> Given data:
* * *

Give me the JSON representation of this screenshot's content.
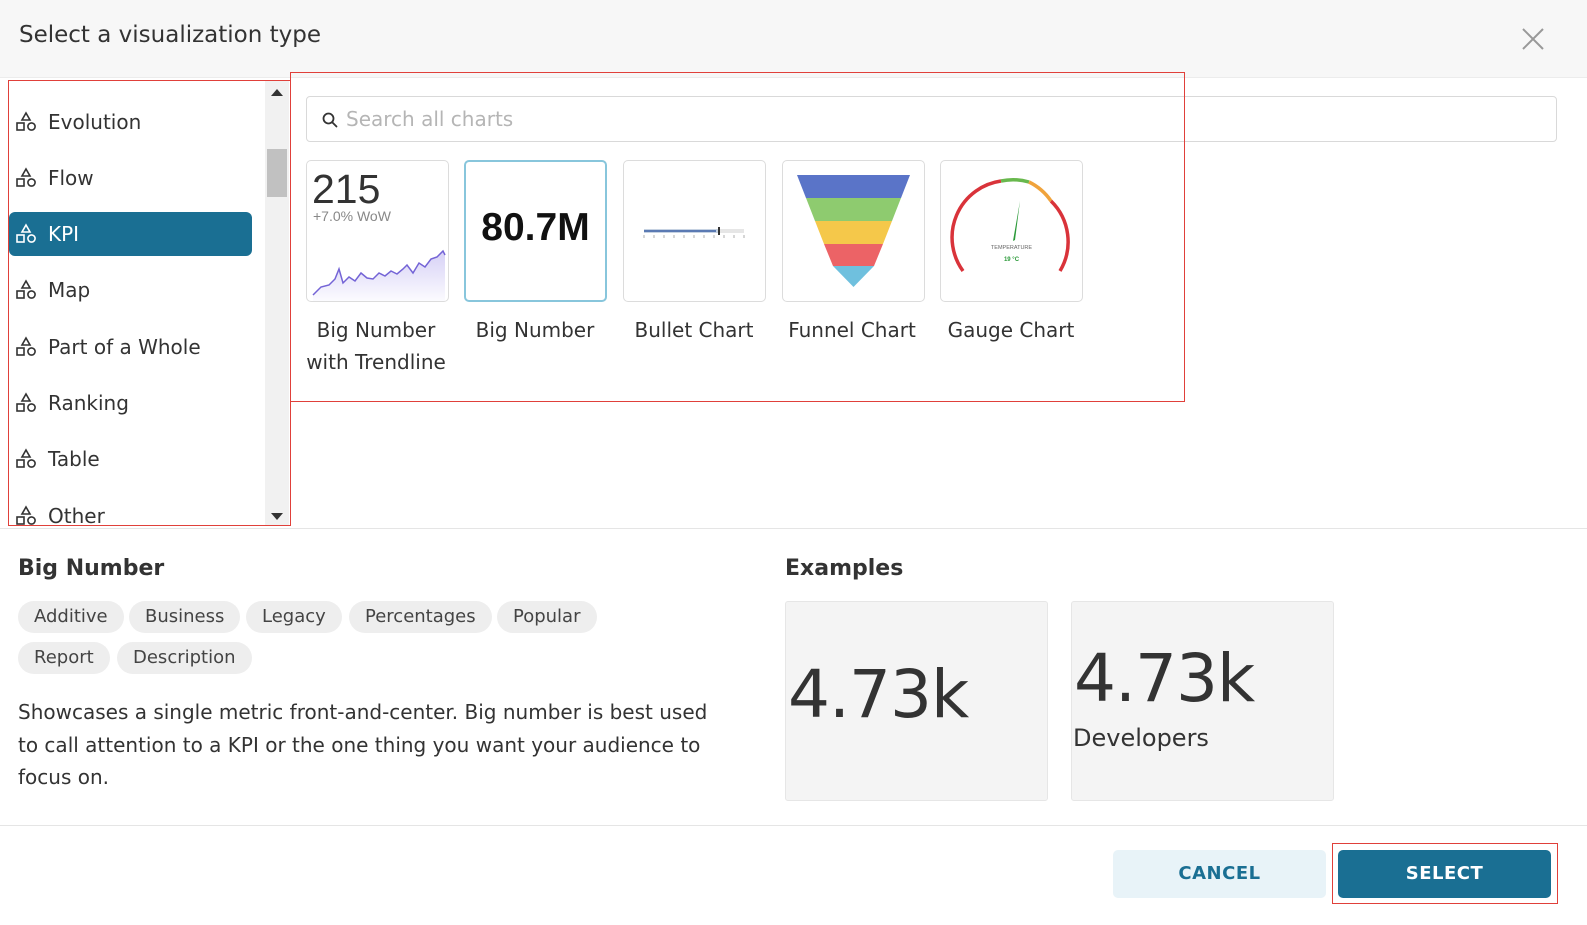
{
  "modal": {
    "title": "Select a visualization type"
  },
  "sidebar": {
    "items": [
      {
        "label": "Evolution",
        "active": false,
        "icon": "category-shapes-icon"
      },
      {
        "label": "Flow",
        "active": false,
        "icon": "category-shapes-icon"
      },
      {
        "label": "KPI",
        "active": true,
        "icon": "category-shapes-icon"
      },
      {
        "label": "Map",
        "active": false,
        "icon": "category-shapes-icon"
      },
      {
        "label": "Part of a Whole",
        "active": false,
        "icon": "category-shapes-icon"
      },
      {
        "label": "Ranking",
        "active": false,
        "icon": "category-shapes-icon"
      },
      {
        "label": "Table",
        "active": false,
        "icon": "category-shapes-icon"
      },
      {
        "label": "Other",
        "active": false,
        "icon": "category-shapes-icon"
      }
    ]
  },
  "search": {
    "placeholder": "Search all charts",
    "value": ""
  },
  "charts": [
    {
      "label": "Big Number with Trendline",
      "thumb_value": "215",
      "thumb_sub": "+7.0% WoW",
      "selected": false
    },
    {
      "label": "Big Number",
      "thumb_value": "80.7M",
      "selected": true
    },
    {
      "label": "Bullet Chart",
      "selected": false
    },
    {
      "label": "Funnel Chart",
      "selected": false
    },
    {
      "label": "Gauge Chart",
      "thumb_caption": "TEMPERATURE",
      "thumb_reading": "19 °C",
      "selected": false
    }
  ],
  "detail": {
    "title": "Big Number",
    "tags": [
      "Additive",
      "Business",
      "Legacy",
      "Percentages",
      "Popular",
      "Report",
      "Description"
    ],
    "description": "Showcases a single metric front-and-center. Big number is best used to call attention to a KPI or the one thing you want your audience to focus on.",
    "examples_title": "Examples",
    "examples": [
      {
        "value": "4.73k",
        "subheader": ""
      },
      {
        "value": "4.73k",
        "subheader": "Developers"
      }
    ]
  },
  "footer": {
    "cancel_label": "CANCEL",
    "select_label": "SELECT"
  },
  "colors": {
    "accent": "#1a6f93",
    "highlight": "#e0403a",
    "selected_border": "#88c6dc"
  }
}
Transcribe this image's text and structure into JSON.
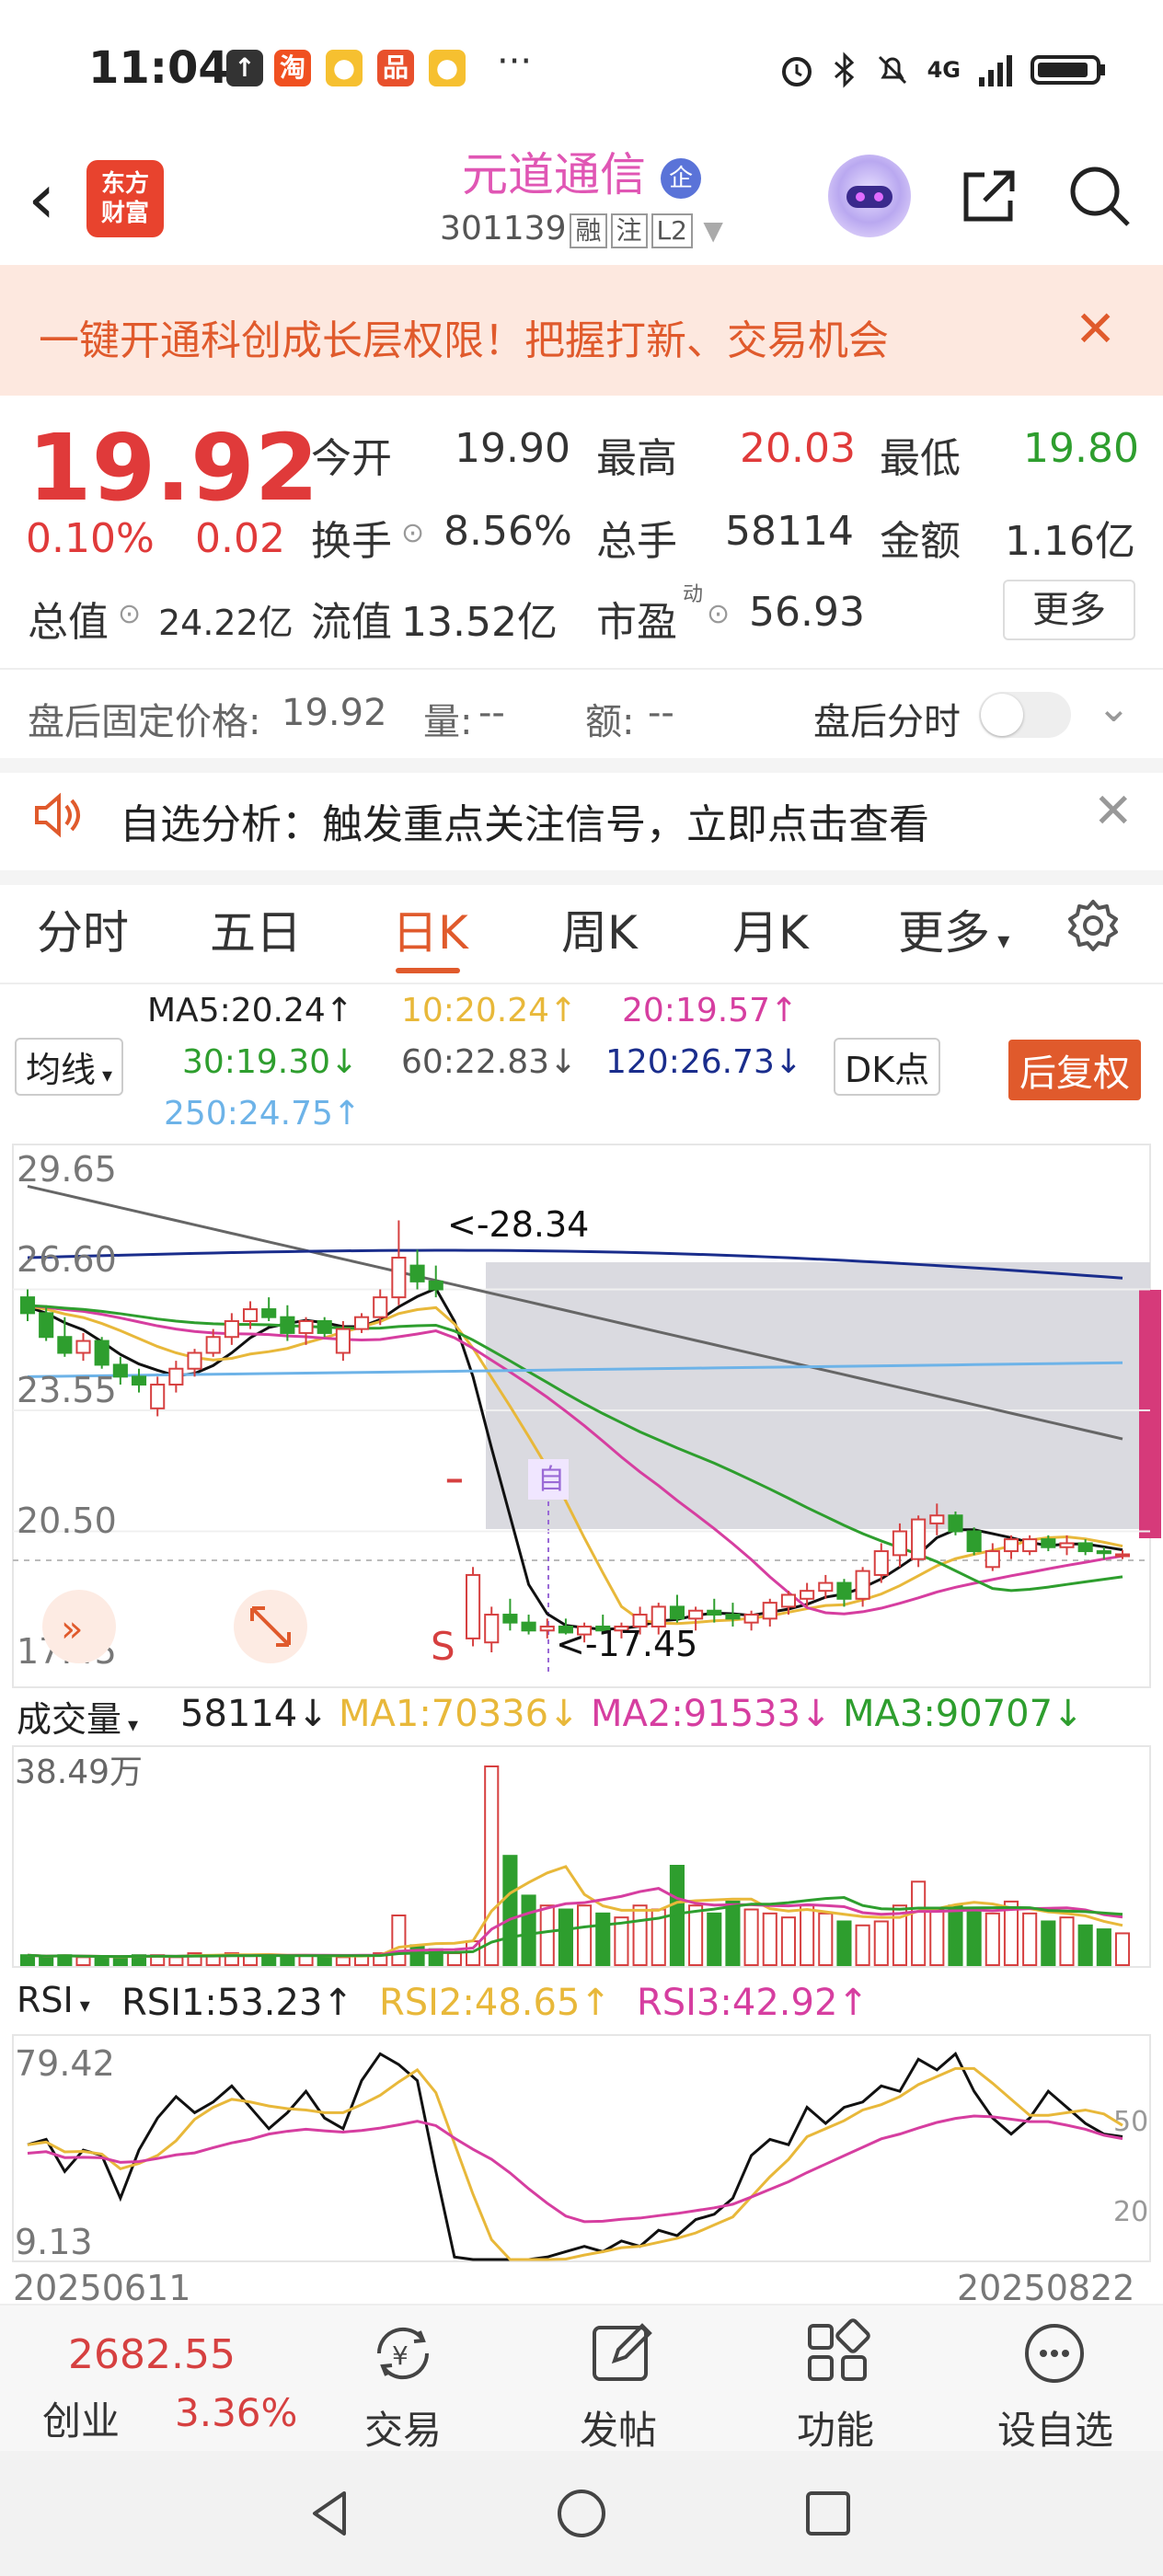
{
  "status_bar": {
    "time": "11:04",
    "more": "···",
    "network": "4G"
  },
  "header": {
    "app_logo": "东方财富",
    "stock_name": "元道通信",
    "stock_badge": "企",
    "stock_code": "301139",
    "tags": [
      "融",
      "注",
      "L2"
    ]
  },
  "banner": {
    "text": "一键开通科创成长层权限！把握打新、交易机会"
  },
  "quote": {
    "price": "19.92",
    "change_pct": "0.10%",
    "change": "0.02",
    "open_label": "今开",
    "open": "19.90",
    "high_label": "最高",
    "high": "20.03",
    "low_label": "最低",
    "low": "19.80",
    "turnover_label": "换手",
    "turnover": "8.56%",
    "volume_label": "总手",
    "volume": "58114",
    "amount_label": "金额",
    "amount": "1.16亿",
    "mktcap_label": "总值",
    "mktcap": "24.22亿",
    "float_label": "流值",
    "float": "13.52亿",
    "pe_label": "市盈",
    "pe_sup": "动",
    "pe": "56.93",
    "more_label": "更多"
  },
  "after_hours": {
    "price_label": "盘后固定价格:",
    "price": "19.92",
    "qty_label": "量:",
    "qty": "--",
    "amt_label": "额:",
    "amt": "--",
    "toggle_label": "盘后分时"
  },
  "analysis": {
    "text": "自选分析：触发重点关注信号，立即点击查看"
  },
  "tabs": [
    "分时",
    "五日",
    "日K",
    "周K",
    "月K",
    "更多"
  ],
  "active_tab": "日K",
  "ma": {
    "ma5": "MA5:20.24↑",
    "ma10": "10:20.24↑",
    "ma20": "20:19.57↑",
    "ma30": "30:19.30↓",
    "ma60": "60:22.83↓",
    "ma120": "120:26.73↓",
    "ma250": "250:24.75↑",
    "selector": "均线",
    "dk": "DK点",
    "adjust": "后复权"
  },
  "colors": {
    "ma5": "#111111",
    "ma10": "#e8b83a",
    "ma20": "#d63ea0",
    "ma30": "#2e9e2e",
    "ma60": "#666666",
    "ma120": "#1a2d8c",
    "ma250": "#6db3e8",
    "up": "#d64040",
    "down": "#2e9e2e",
    "accent": "#e05a2c"
  },
  "kline": {
    "y_ticks": [
      "29.65",
      "26.60",
      "23.55",
      "20.50",
      "17.45"
    ],
    "high_marker": "<-28.34",
    "low_marker": "<-17.45",
    "sell_marker": "S",
    "self_marker": "自",
    "candles": [
      {
        "o": 26.4,
        "h": 26.6,
        "l": 25.8,
        "c": 26.0
      },
      {
        "o": 26.0,
        "h": 26.2,
        "l": 25.3,
        "c": 25.4
      },
      {
        "o": 25.4,
        "h": 25.9,
        "l": 24.9,
        "c": 25.0
      },
      {
        "o": 25.0,
        "h": 25.5,
        "l": 24.8,
        "c": 25.3
      },
      {
        "o": 25.3,
        "h": 25.4,
        "l": 24.6,
        "c": 24.7
      },
      {
        "o": 24.7,
        "h": 24.9,
        "l": 24.2,
        "c": 24.4
      },
      {
        "o": 24.4,
        "h": 24.6,
        "l": 24.0,
        "c": 24.2
      },
      {
        "o": 23.6,
        "h": 24.4,
        "l": 23.4,
        "c": 24.2
      },
      {
        "o": 24.2,
        "h": 24.8,
        "l": 24.0,
        "c": 24.6
      },
      {
        "o": 24.6,
        "h": 25.1,
        "l": 24.4,
        "c": 25.0
      },
      {
        "o": 25.0,
        "h": 25.6,
        "l": 24.9,
        "c": 25.4
      },
      {
        "o": 25.4,
        "h": 26.0,
        "l": 25.2,
        "c": 25.8
      },
      {
        "o": 25.8,
        "h": 26.3,
        "l": 25.6,
        "c": 26.1
      },
      {
        "o": 26.1,
        "h": 26.4,
        "l": 25.8,
        "c": 25.9
      },
      {
        "o": 25.9,
        "h": 26.2,
        "l": 25.3,
        "c": 25.5
      },
      {
        "o": 25.5,
        "h": 25.9,
        "l": 25.2,
        "c": 25.8
      },
      {
        "o": 25.8,
        "h": 25.9,
        "l": 25.4,
        "c": 25.5
      },
      {
        "o": 25.0,
        "h": 25.8,
        "l": 24.8,
        "c": 25.6
      },
      {
        "o": 25.6,
        "h": 26.0,
        "l": 25.5,
        "c": 25.9
      },
      {
        "o": 25.9,
        "h": 26.6,
        "l": 25.7,
        "c": 26.4
      },
      {
        "o": 26.4,
        "h": 28.34,
        "l": 26.2,
        "c": 27.4
      },
      {
        "o": 27.2,
        "h": 27.6,
        "l": 26.6,
        "c": 26.8
      },
      {
        "o": 26.8,
        "h": 27.2,
        "l": 26.4,
        "c": 26.6
      },
      {
        "o": 21.8,
        "h": 21.8,
        "l": 21.8,
        "c": 21.8
      },
      {
        "o": 17.8,
        "h": 19.6,
        "l": 17.6,
        "c": 19.4
      },
      {
        "o": 17.7,
        "h": 18.6,
        "l": 17.45,
        "c": 18.4
      },
      {
        "o": 18.4,
        "h": 18.8,
        "l": 18.0,
        "c": 18.2
      },
      {
        "o": 18.2,
        "h": 18.4,
        "l": 17.9,
        "c": 18.0
      },
      {
        "o": 18.0,
        "h": 18.3,
        "l": 17.8,
        "c": 18.1
      },
      {
        "o": 18.1,
        "h": 18.3,
        "l": 17.9,
        "c": 17.95
      },
      {
        "o": 17.9,
        "h": 18.2,
        "l": 17.7,
        "c": 18.1
      },
      {
        "o": 18.1,
        "h": 18.4,
        "l": 17.9,
        "c": 18.0
      },
      {
        "o": 18.0,
        "h": 18.2,
        "l": 17.8,
        "c": 18.1
      },
      {
        "o": 18.1,
        "h": 18.6,
        "l": 17.9,
        "c": 18.4
      },
      {
        "o": 18.1,
        "h": 18.7,
        "l": 17.9,
        "c": 18.6
      },
      {
        "o": 18.6,
        "h": 18.9,
        "l": 18.2,
        "c": 18.3
      },
      {
        "o": 18.3,
        "h": 18.6,
        "l": 18.0,
        "c": 18.5
      },
      {
        "o": 18.5,
        "h": 18.8,
        "l": 18.2,
        "c": 18.4
      },
      {
        "o": 18.4,
        "h": 18.7,
        "l": 18.1,
        "c": 18.3
      },
      {
        "o": 18.2,
        "h": 18.5,
        "l": 18.0,
        "c": 18.4
      },
      {
        "o": 18.3,
        "h": 18.8,
        "l": 18.1,
        "c": 18.7
      },
      {
        "o": 18.6,
        "h": 19.0,
        "l": 18.4,
        "c": 18.9
      },
      {
        "o": 18.8,
        "h": 19.2,
        "l": 18.6,
        "c": 19.0
      },
      {
        "o": 19.0,
        "h": 19.4,
        "l": 18.8,
        "c": 19.2
      },
      {
        "o": 19.2,
        "h": 19.3,
        "l": 18.6,
        "c": 18.8
      },
      {
        "o": 18.8,
        "h": 19.6,
        "l": 18.6,
        "c": 19.5
      },
      {
        "o": 19.4,
        "h": 20.2,
        "l": 19.2,
        "c": 20.0
      },
      {
        "o": 19.9,
        "h": 20.7,
        "l": 19.6,
        "c": 20.5
      },
      {
        "o": 19.8,
        "h": 20.9,
        "l": 19.6,
        "c": 20.8
      },
      {
        "o": 20.7,
        "h": 21.2,
        "l": 20.4,
        "c": 20.9
      },
      {
        "o": 20.9,
        "h": 21.0,
        "l": 20.4,
        "c": 20.5
      },
      {
        "o": 20.5,
        "h": 20.6,
        "l": 19.9,
        "c": 20.0
      },
      {
        "o": 19.6,
        "h": 20.2,
        "l": 19.5,
        "c": 20.0
      },
      {
        "o": 20.0,
        "h": 20.4,
        "l": 19.8,
        "c": 20.3
      },
      {
        "o": 20.0,
        "h": 20.4,
        "l": 19.9,
        "c": 20.3
      },
      {
        "o": 20.3,
        "h": 20.4,
        "l": 20.0,
        "c": 20.1
      },
      {
        "o": 20.1,
        "h": 20.4,
        "l": 19.9,
        "c": 20.2
      },
      {
        "o": 20.2,
        "h": 20.3,
        "l": 19.9,
        "c": 20.0
      },
      {
        "o": 20.0,
        "h": 20.1,
        "l": 19.8,
        "c": 19.95
      },
      {
        "o": 19.9,
        "h": 20.03,
        "l": 19.8,
        "c": 19.92
      }
    ]
  },
  "volume": {
    "selector": "成交量",
    "value": "58114↓",
    "ma1": "MA1:70336↓",
    "ma2": "MA2:91533↓",
    "ma3": "MA3:90707↓",
    "max_label": "38.49万"
  },
  "rsi": {
    "selector": "RSI",
    "rsi1": "RSI1:53.23↑",
    "rsi2": "RSI2:48.65↑",
    "rsi3": "RSI3:42.92↑",
    "top": "79.42",
    "bottom": "9.13",
    "line50": "50",
    "line20": "20",
    "date_start": "20250611",
    "date_end": "20250822"
  },
  "bottom_bar": {
    "index_value": "2682.55",
    "index_name": "创业",
    "index_pct": "3.36%",
    "trade": "交易",
    "post": "发帖",
    "functions": "功能",
    "watch": "设自选"
  }
}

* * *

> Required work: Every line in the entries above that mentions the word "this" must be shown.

> Task result:
Give me the JSON representation of this screenshot's content.
Transcribe this image's text and structure into JSON.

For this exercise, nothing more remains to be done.